[Records from a data collection]

============================================================

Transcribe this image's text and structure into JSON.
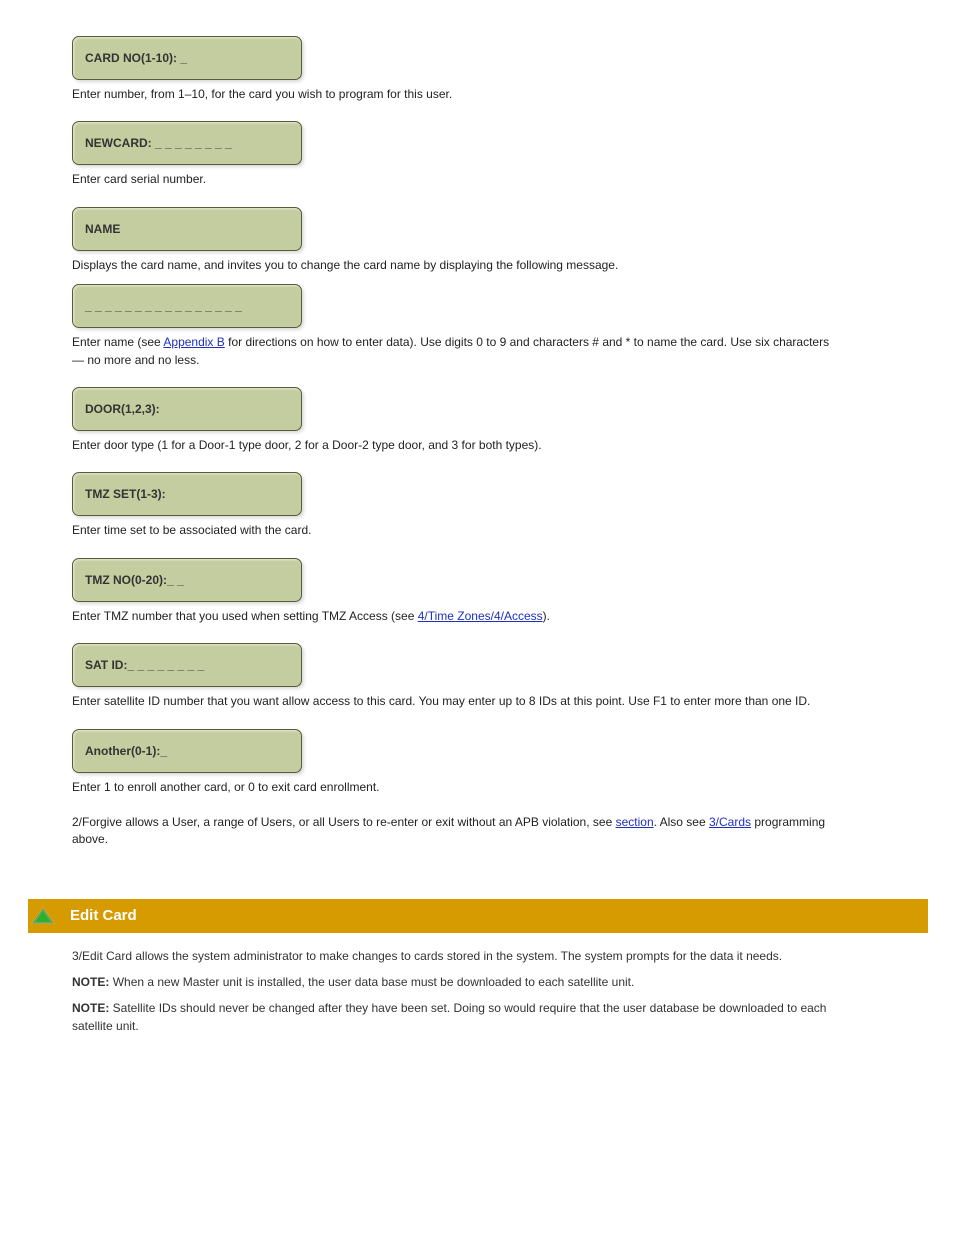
{
  "lcds": {
    "card_no": "CARD NO(1-10): _",
    "newcard": "NEWCARD: _ _ _ _ _ _ _ _",
    "name": "NAME",
    "name_blank": "_ _ _ _ _ _ _ _ _ _ _ _ _ _ _ _",
    "door": "DOOR(1,2,3):",
    "tmz_set": "TMZ SET(1-3):",
    "tmz_no": "TMZ NO(0-20):_ _",
    "sat_id": "SAT ID:_ _ _ _ _ _ _ _",
    "another": "Another(0-1):_"
  },
  "text": {
    "card_no_desc": "Enter number, from 1–10, for the card you wish to program for this user.",
    "newcard_desc": "Enter card serial number.",
    "name_label_desc": "Displays the card name, and invites you to change the card name by displaying the following message.",
    "name_blank_desc_pre": "Enter name (see ",
    "name_blank_link": "Appendix B",
    "name_blank_desc_post": " for directions on how to enter data). Use digits 0 to 9 and characters # and * to name the card. Use six characters — no more and no less.",
    "door_desc": "Enter door type (1 for a Door-1 type door, 2 for a Door-2 type door, and 3 for both types).",
    "tmz_set_desc": "Enter time set to be associated with the card.",
    "tmz_no_desc_pre": "Enter TMZ number that you used when setting TMZ Access (see ",
    "tmz_no_link": "4/Time Zones/4/Access",
    "tmz_no_desc_post": ").",
    "sat_id_desc": "Enter satellite ID number that you want allow access to this card. You may enter up to 8 IDs at this point. Use F1 to enter more than one ID.",
    "another_desc": "Enter 1 to enroll another card, or 0 to exit card enrollment.",
    "forgive_desc_pre_1": "2/Forgive ",
    "forgive_desc_1": "allows a User, a range of Users, or all Users to re-enter or exit without an APB violation, see ",
    "forgive_link_1": "section",
    "forgive_desc_2": ". Also see ",
    "forgive_link_2": "3/Cards",
    "forgive_desc_3": " programming above."
  },
  "header": {
    "title": "Edit Card"
  },
  "header_desc": "3/Edit Card allows the system administrator to make changes to cards stored in the system. The system prompts for the data it needs.",
  "notes": {
    "label": "NOTE:",
    "n1": "When a new Master unit is installed, the user data base must be downloaded to each satellite unit.",
    "n2_pre": "NOTE: ",
    "n2": "Satellite IDs should never be changed after they have been set. Doing so would require that the user database be downloaded to each satellite unit."
  }
}
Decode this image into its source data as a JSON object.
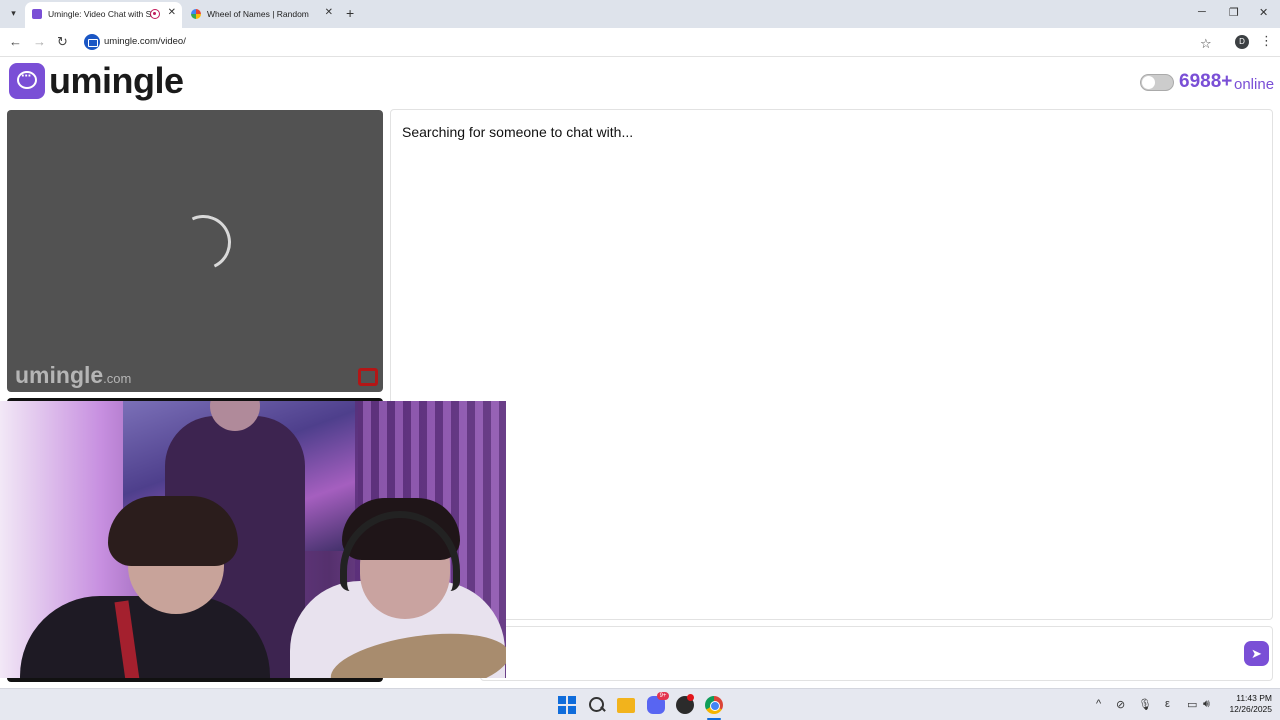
{
  "browser": {
    "tabs": [
      {
        "title": "Umingle: Video Chat with S",
        "favicon_color": "#7a4fd6",
        "recording": true,
        "active": true
      },
      {
        "title": "Wheel of Names | Random nam",
        "favicon_color": "#ea4335",
        "active": false
      }
    ],
    "new_tab_glyph": "+",
    "window_controls": {
      "minimize": "─",
      "restore": "❐",
      "close": "✕"
    },
    "nav": {
      "back": "←",
      "forward": "→",
      "reload": "↻"
    },
    "address": {
      "url": "umingle.com/video/"
    },
    "bookmark_glyph": "☆",
    "profile_initial": "D",
    "menu_glyph": "⋮"
  },
  "page": {
    "logo_text": "umingle",
    "online_count": "6988+",
    "online_label": "online",
    "toggle_on": false,
    "stranger_video": {
      "watermark_main": "umingle",
      "watermark_suffix": ".com"
    },
    "chat": {
      "status": "Searching for someone to chat with...",
      "input_value": "",
      "send_glyph": "➤"
    }
  },
  "webcam_overlay": {
    "description_icon": "webcam-feed"
  },
  "taskbar": {
    "apps": [
      "windows-start-icon",
      "search-icon",
      "file-explorer-icon",
      "discord-icon",
      "obs-icon",
      "chrome-icon"
    ],
    "discord_badge": "9+",
    "tray": {
      "chevron": "^",
      "lang": "ε"
    },
    "clock": {
      "time": "11:43 PM",
      "date": "12/26/2025"
    }
  },
  "colors": {
    "brand": "#7a4fd6",
    "video_bg": "#525252",
    "report_flag": "#b31616"
  }
}
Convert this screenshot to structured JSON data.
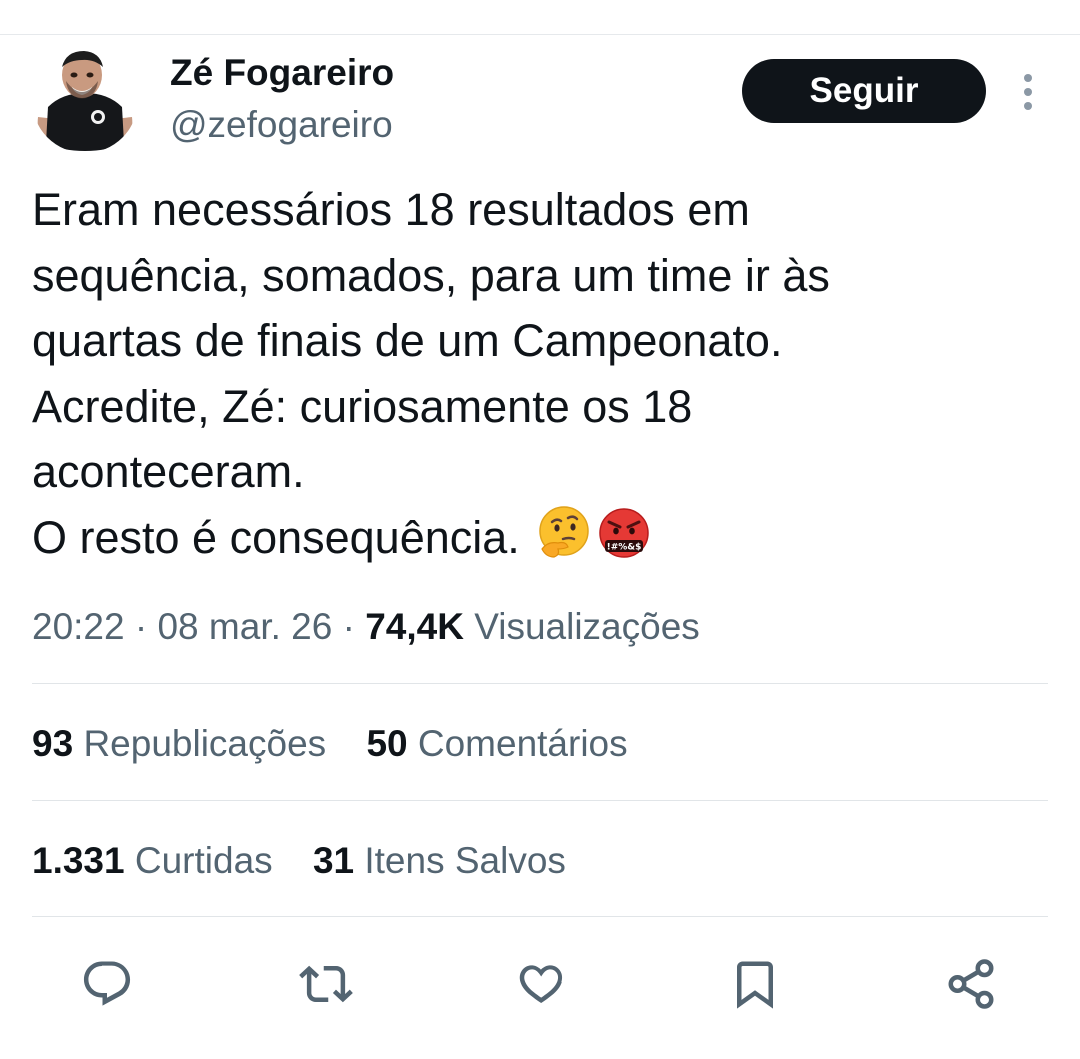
{
  "author": {
    "name": "Zé Fogareiro",
    "handle": "@zefogareiro"
  },
  "follow_label": "Seguir",
  "tweet": {
    "lines": [
      "Eram necessários 18 resultados em",
      "sequência, somados, para um time ir às",
      "quartas de finais de um Campeonato.",
      "Acredite, Zé: curiosamente os 18",
      "aconteceram.",
      "O resto é consequência."
    ],
    "emojis": [
      "thinking-face-emoji",
      "face-with-symbols-on-mouth-emoji"
    ]
  },
  "meta": {
    "time": "20:22",
    "date": "08 mar. 26",
    "views_count": "74,4K",
    "views_label": "Visualizações"
  },
  "stats": {
    "reposts_count": "93",
    "reposts_label": "Republicações",
    "comments_count": "50",
    "comments_label": "Comentários",
    "likes_count": "1.331",
    "likes_label": "Curtidas",
    "saves_count": "31",
    "saves_label": "Itens Salvos"
  },
  "actions": [
    "reply-icon",
    "repost-icon",
    "like-icon",
    "bookmark-icon",
    "share-icon"
  ],
  "colors": {
    "text": "#0f1419",
    "secondary": "#536471",
    "button_bg": "#0f1419",
    "divider": "#e1e5e8"
  }
}
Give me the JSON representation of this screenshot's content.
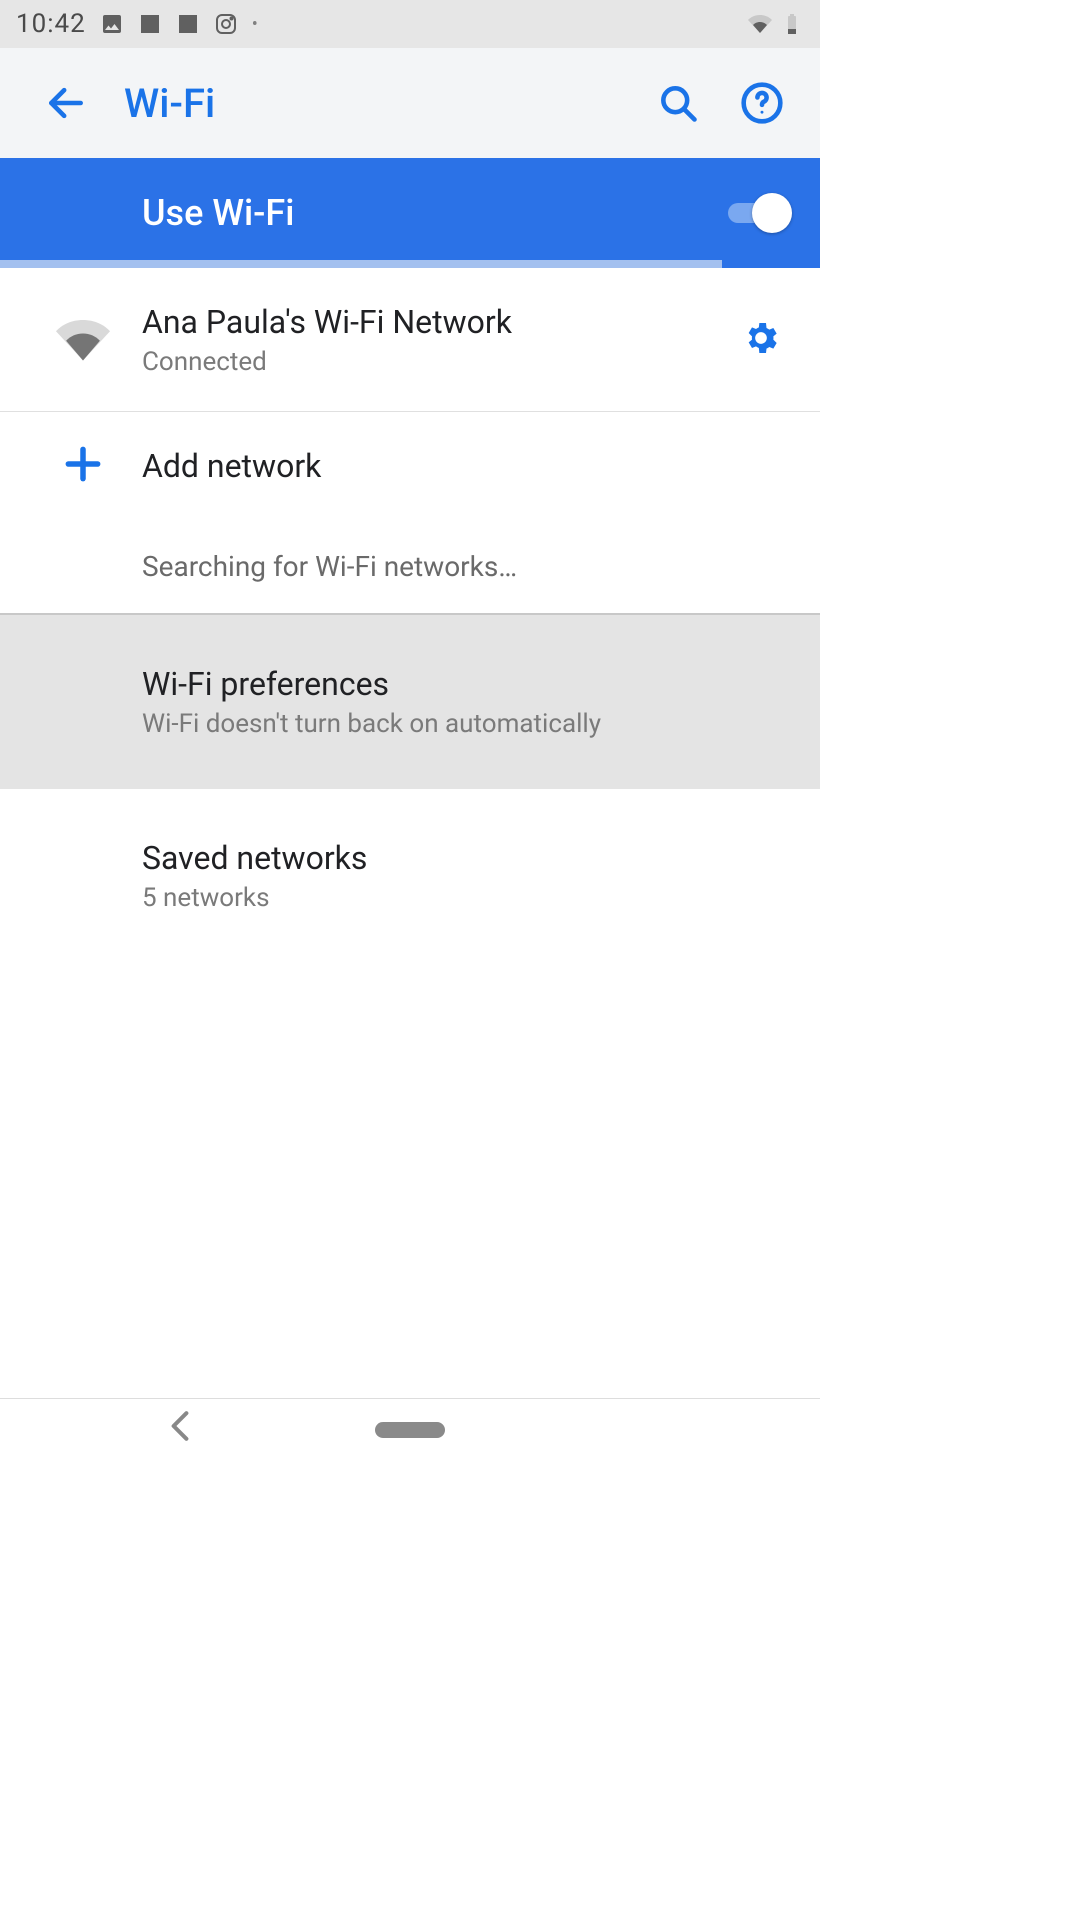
{
  "statusbar": {
    "time": "10:42"
  },
  "appbar": {
    "title": "Wi-Fi"
  },
  "toggle": {
    "label": "Use Wi-Fi",
    "enabled": true
  },
  "connected": {
    "ssid": "Ana Paula's Wi-Fi Network",
    "status": "Connected"
  },
  "add_network_label": "Add network",
  "searching_label": "Searching for Wi-Fi networks…",
  "preferences": {
    "title": "Wi-Fi preferences",
    "subtitle": "Wi-Fi doesn't turn back on automatically"
  },
  "saved": {
    "title": "Saved networks",
    "subtitle": "5 networks"
  }
}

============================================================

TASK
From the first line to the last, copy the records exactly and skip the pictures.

ANSWER BELOW
Transcribe this image's text and structure into JSON.
{
  "lcds": {
    "card_no": "CARD NO(1-10): _",
    "newcard": "NEWCARD: _ _ _ _ _ _ _ _",
    "name": "NAME",
    "name_blank": "_ _ _ _ _ _ _ _ _ _ _ _ _ _ _ _",
    "door": "DOOR(1,2,3):",
    "tmz_set": "TMZ SET(1-3):",
    "tmz_no": "TMZ NO(0-20):_ _",
    "sat_id": "SAT ID:_ _ _ _ _ _ _ _",
    "another": "Another(0-1):_"
  },
  "text": {
    "card_no_desc": "Enter number, from 1–10, for the card you wish to program for this user.",
    "newcard_desc": "Enter card serial number.",
    "name_label_desc": "Displays the card name, and invites you to change the card name by displaying the following message.",
    "name_blank_desc_pre": "Enter name (see ",
    "name_blank_link": "Appendix B",
    "name_blank_desc_post": " for directions on how to enter data). Use digits 0 to 9 and characters # and * to name the card. Use six characters — no more and no less.",
    "door_desc": "Enter door type (1 for a Door-1 type door, 2 for a Door-2 type door, and 3 for both types).",
    "tmz_set_desc": "Enter time set to be associated with the card.",
    "tmz_no_desc_pre": "Enter TMZ number that you used when setting TMZ Access (see ",
    "tmz_no_link": "4/Time Zones/4/Access",
    "tmz_no_desc_post": ").",
    "sat_id_desc": "Enter satellite ID number that you want allow access to this card. You may enter up to 8 IDs at this point. Use F1 to enter more than one ID.",
    "another_desc": "Enter 1 to enroll another card, or 0 to exit card enrollment.",
    "forgive_desc_pre_1": "2/Forgive ",
    "forgive_desc_1": "allows a User, a range of Users, or all Users to re-enter or exit without an APB violation, see ",
    "forgive_link_1": "section",
    "forgive_desc_2": ". Also see ",
    "forgive_link_2": "3/Cards",
    "forgive_desc_3": " programming above."
  },
  "header": {
    "title": "Edit Card"
  },
  "header_desc": "3/Edit Card allows the system administrator to make changes to cards stored in the system. The system prompts for the data it needs.",
  "notes": {
    "label": "NOTE:",
    "n1": "When a new Master unit is installed, the user data base must be downloaded to each satellite unit.",
    "n2_pre": "NOTE: ",
    "n2": "Satellite IDs should never be changed after they have been set. Doing so would require that the user database be downloaded to each satellite unit."
  }
}
Decode this image into its source data as a JSON object.
{
  "browser": {
    "tabs": [
      {
        "title": "Umingle: Video Chat with S",
        "favicon_color": "#7a4fd6",
        "recording": true,
        "active": true
      },
      {
        "title": "Wheel of Names | Random nam",
        "favicon_color": "#ea4335",
        "active": false
      }
    ],
    "new_tab_glyph": "+",
    "window_controls": {
      "minimize": "─",
      "restore": "❐",
      "close": "✕"
    },
    "nav": {
      "back": "←",
      "forward": "→",
      "reload": "↻"
    },
    "address": {
      "url": "umingle.com/video/"
    },
    "bookmark_glyph": "☆",
    "profile_initial": "D",
    "menu_glyph": "⋮"
  },
  "page": {
    "logo_text": "umingle",
    "online_count": "6988+",
    "online_label": "online",
    "toggle_on": false,
    "stranger_video": {
      "watermark_main": "umingle",
      "watermark_suffix": ".com"
    },
    "chat": {
      "status": "Searching for someone to chat with...",
      "input_value": "",
      "send_glyph": "➤"
    }
  },
  "webcam_overlay": {
    "description_icon": "webcam-feed"
  },
  "taskbar": {
    "apps": [
      "windows-start-icon",
      "search-icon",
      "file-explorer-icon",
      "discord-icon",
      "obs-icon",
      "chrome-icon"
    ],
    "discord_badge": "9+",
    "tray": {
      "chevron": "^",
      "lang": "ε"
    },
    "clock": {
      "time": "11:43 PM",
      "date": "12/26/2025"
    }
  },
  "colors": {
    "brand": "#7a4fd6",
    "video_bg": "#525252",
    "report_flag": "#b31616"
  }
}
Convert this screenshot to structured JSON data.
{
  "author": {
    "name": "Zé Fogareiro",
    "handle": "@zefogareiro"
  },
  "follow_label": "Seguir",
  "tweet": {
    "lines": [
      "Eram necessários 18 resultados em",
      "sequência, somados, para um time ir às",
      "quartas de finais de um Campeonato.",
      "Acredite, Zé: curiosamente os 18",
      "aconteceram.",
      "O resto é consequência."
    ],
    "emojis": [
      "thinking-face-emoji",
      "face-with-symbols-on-mouth-emoji"
    ]
  },
  "meta": {
    "time": "20:22",
    "date": "08 mar. 26",
    "views_count": "74,4K",
    "views_label": "Visualizações"
  },
  "stats": {
    "reposts_count": "93",
    "reposts_label": "Republicações",
    "comments_count": "50",
    "comments_label": "Comentários",
    "likes_count": "1.331",
    "likes_label": "Curtidas",
    "saves_count": "31",
    "saves_label": "Itens Salvos"
  },
  "actions": [
    "reply-icon",
    "repost-icon",
    "like-icon",
    "bookmark-icon",
    "share-icon"
  ],
  "colors": {
    "text": "#0f1419",
    "secondary": "#536471",
    "button_bg": "#0f1419",
    "divider": "#e1e5e8"
  }
}
Give me the JSON representation of this screenshot's content.
{
  "statusbar": {
    "time": "10:42"
  },
  "appbar": {
    "title": "Wi-Fi"
  },
  "toggle": {
    "label": "Use Wi-Fi",
    "enabled": true
  },
  "connected": {
    "ssid": "Ana Paula's Wi-Fi Network",
    "status": "Connected"
  },
  "add_network_label": "Add network",
  "searching_label": "Searching for Wi-Fi networks…",
  "preferences": {
    "title": "Wi-Fi preferences",
    "subtitle": "Wi-Fi doesn't turn back on automatically"
  },
  "saved": {
    "title": "Saved networks",
    "subtitle": "5 networks"
  }
}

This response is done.